With this in mind, we wanted to understand what kind of data the game sends, where to, how, and how accessible this information is. We decided to run the game’s traffic through a proxy, just to see if we’d get anything, and maybe poke around the application files to see if there was anything interesting.
Using an iPad and a Nexus 9 that has its traffic filtered through a proxy to compare any differences between iOS and Android, we got started. First making accounts was fairly easy, being allowed to sign in through your Google account, although you’re also able to create a Pokémon GO account. From there on it was avatar creation, and then finally you set out into the world to find some Pokémon to catch. We tested all the functions of the game for an afternoon, wandering around catching Pokémon, finding landmarks, trying out all the menus and dialogs and purchase options. Although we didn’t travel far, we still caught some Pokémon and got a few Pokéballs from a Pokéstop nearby.
Once the fun was over, we started looking at what the game actually sent, to whom, and how. The game obviously tracks your location data and uses your camera, but it also has access to your files and contacts. All transactions were handled by the Google Play Store or the Apple App Store and thus really outside the scope of our search.
The bulk of communications occurs between you and Niantic Lab’s servers. It’s all encrypted information posted fairly often but its contents remain a mystery. More minor transmissions are simply what amounts to telemetry data for marketing or improving the game such as OS versions, locale, connection type as well as information about your avatar like player level, item amounts and XP accumulated.
Unable to find any sensitive data, we looked into the application files of the game on our Nexus, but once again turned up short, finding the more mundane items such as assets and attributes. An SQLite database turned up, but it was simply just for holding the telemetry data. Lastly found was just images downloaded from the Pokéstops nearby.

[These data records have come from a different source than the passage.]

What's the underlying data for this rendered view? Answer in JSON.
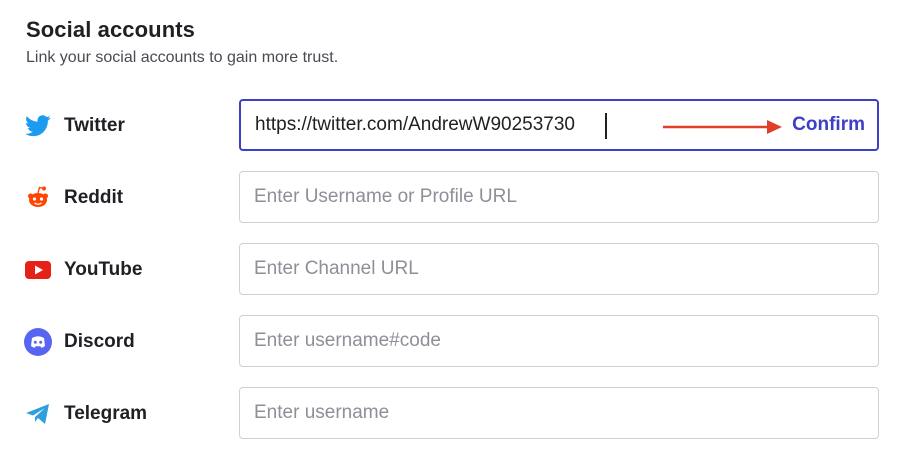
{
  "section": {
    "title": "Social accounts",
    "subtitle": "Link your social accounts to gain more trust."
  },
  "accounts": [
    {
      "name": "Twitter",
      "icon": "twitter-icon",
      "value": "https://twitter.com/AndrewW90253730",
      "placeholder": "",
      "action": "Confirm",
      "color": "#1d9bf0"
    },
    {
      "name": "Reddit",
      "icon": "reddit-icon",
      "value": "",
      "placeholder": "Enter Username or Profile URL",
      "color": "#ff4500"
    },
    {
      "name": "YouTube",
      "icon": "youtube-icon",
      "value": "",
      "placeholder": "Enter Channel URL",
      "color": "#e62117"
    },
    {
      "name": "Discord",
      "icon": "discord-icon",
      "value": "",
      "placeholder": "Enter username#code",
      "color": "#5865f2"
    },
    {
      "name": "Telegram",
      "icon": "telegram-icon",
      "value": "",
      "placeholder": "Enter username",
      "color": "#2f9fdb"
    }
  ],
  "colors": {
    "accent": "#3d3fc6",
    "annotation_arrow": "#e0402a"
  }
}
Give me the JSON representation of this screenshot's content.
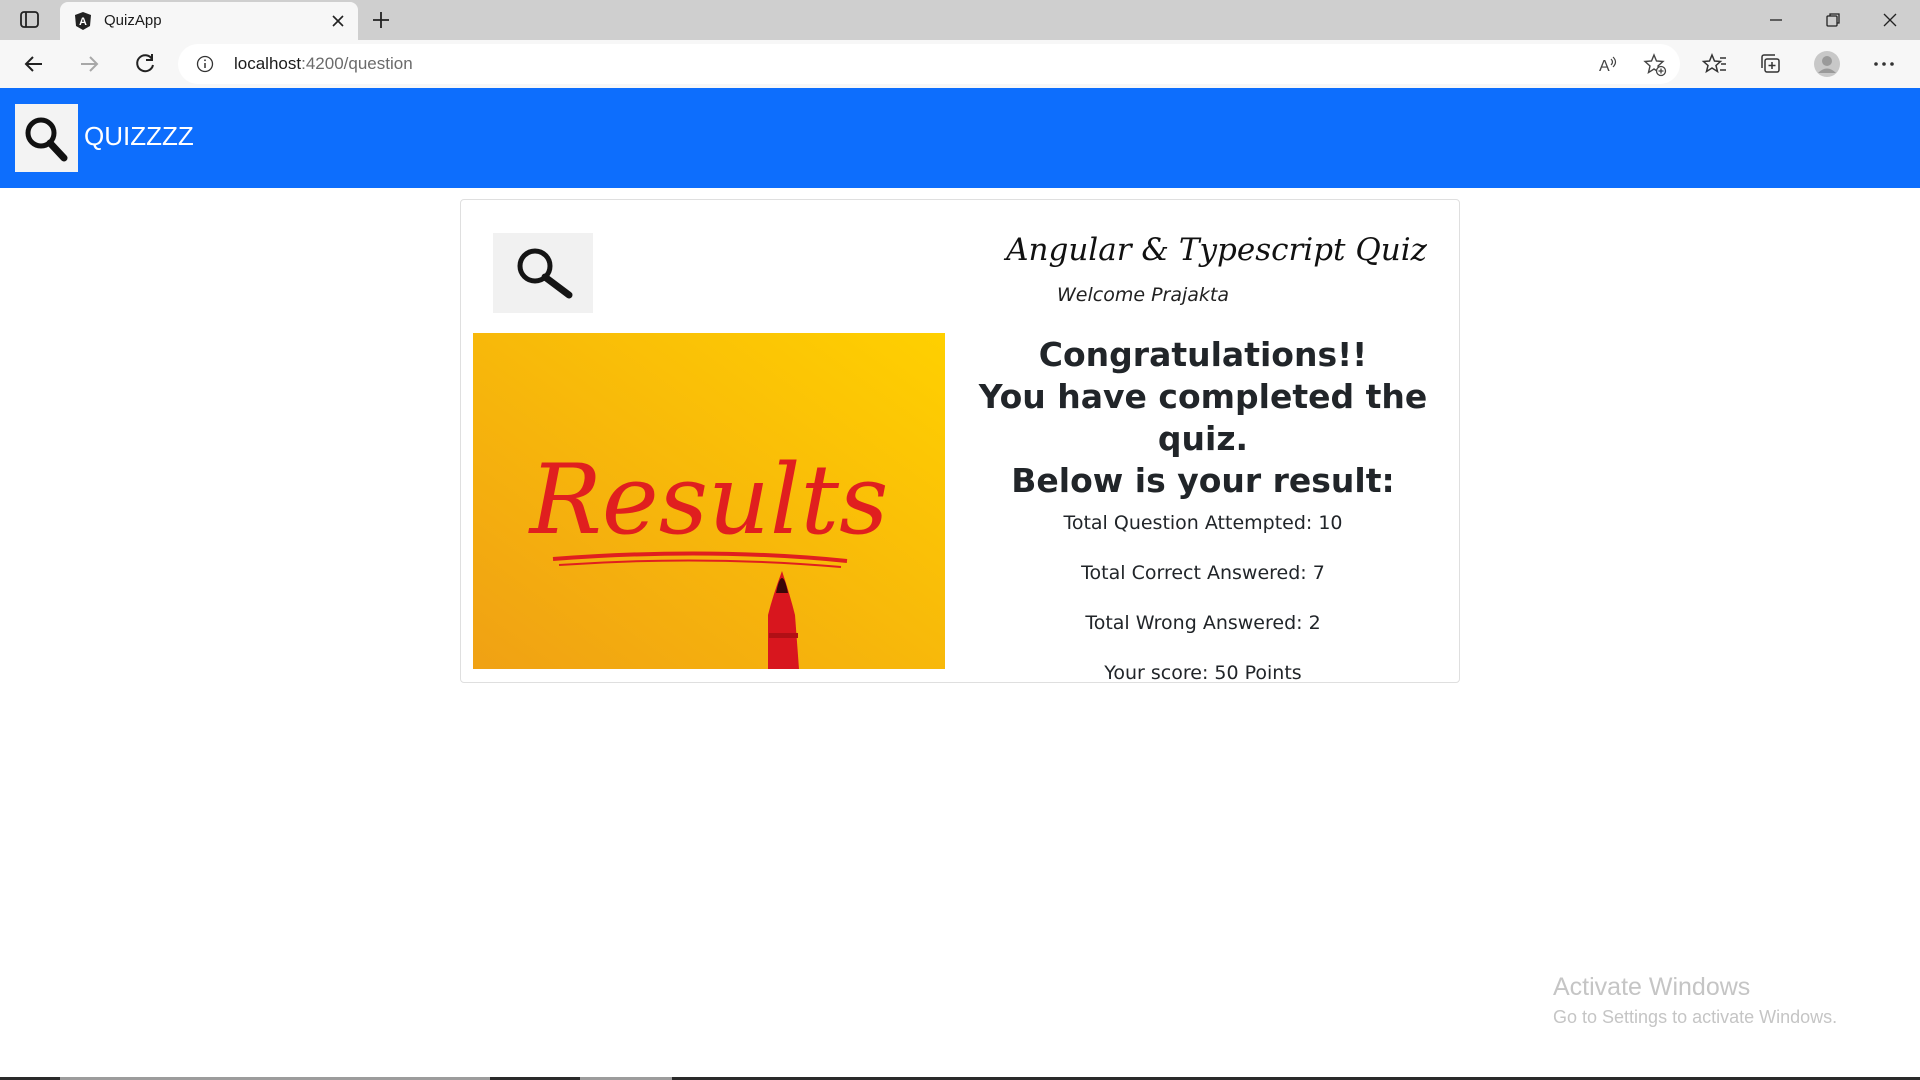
{
  "browser": {
    "tab_title": "QuizApp",
    "url_host": "localhost",
    "url_path": ":4200/question",
    "icons": {
      "tab_actions": "tab-actions-icon",
      "favicon": "angular-icon",
      "tab_close": "close-icon",
      "new_tab": "plus-icon",
      "minimize": "minimize-icon",
      "restore": "restore-icon",
      "close_window": "close-icon",
      "back": "back-arrow-icon",
      "forward": "forward-arrow-icon",
      "refresh": "refresh-icon",
      "site_info": "info-icon",
      "read_aloud": "read-aloud-icon",
      "add_favorite": "star-plus-icon",
      "favorites": "favorites-icon",
      "collections": "collections-icon",
      "profile": "profile-icon",
      "more": "more-icon"
    }
  },
  "navbar": {
    "brand": "QUIZZZZ",
    "background": "#0d6efd",
    "logo_icon": "magnifier-icon"
  },
  "quiz": {
    "title": "Angular & Typescript Quiz",
    "welcome": "Welcome Prajakta",
    "image_text": "Results",
    "congrats_line1": "Congratulations!!",
    "congrats_line2": "You have completed the quiz.",
    "congrats_line3": "Below is your result:",
    "stats": {
      "attempted": "Total Question Attempted: 10",
      "correct": "Total Correct Answered: 7",
      "wrong": "Total Wrong Answered: 2",
      "score": "Your score: 50 Points"
    }
  },
  "watermark": {
    "title": "Activate Windows",
    "subtitle": "Go to Settings to activate Windows."
  }
}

It was hard to find anything suspicious or vulnerable in how Pokémon GO handled data, at least client-side. Any sensitive information transmitted appears to be only sent to Niantic labs and is always encrypted. However, what happens to that data after Niantic receives it is at their discretion.
One thing that we did note, however, was that when using google login on iOS, the application requested more access than necessary. Specifically, the iOS app requested full access to your google account. This means that the application could read all of your emails and even send emails that would appear to come from you. The application could also access any documents or other data that might be stored in your google drive – basically anything you can do through google, the application had the ability to do.
Niantic Lab’s has since issued an update to resolve the access issue. To take advantage of this and keep yourself safe, 1) you need to log out of the application and 2) then log into your google account from your phone or desktop. 3) Once logged in, click on your name and choose “my account.” 4) Under “sign-in & security,” choose “connected apps & sites.” 5) Choose “manage apps” and click on Pokémon GO. 6) Click on “Remove Access”.
Once complete you can log back into the application and it will request access to basic profile information, as it should have in the first place. We noted that this behavior only exists in the iOS app not the android app. Also, based on our testing, it did not see that the app was doing anything nefarious with google data but we appreciate that they have updated their application to better meet security best practices.
Relax your data is safe, now go find some Pokémon.
P.S. Sadly, we have no advice for what to do about server crashes, but we feel your pain.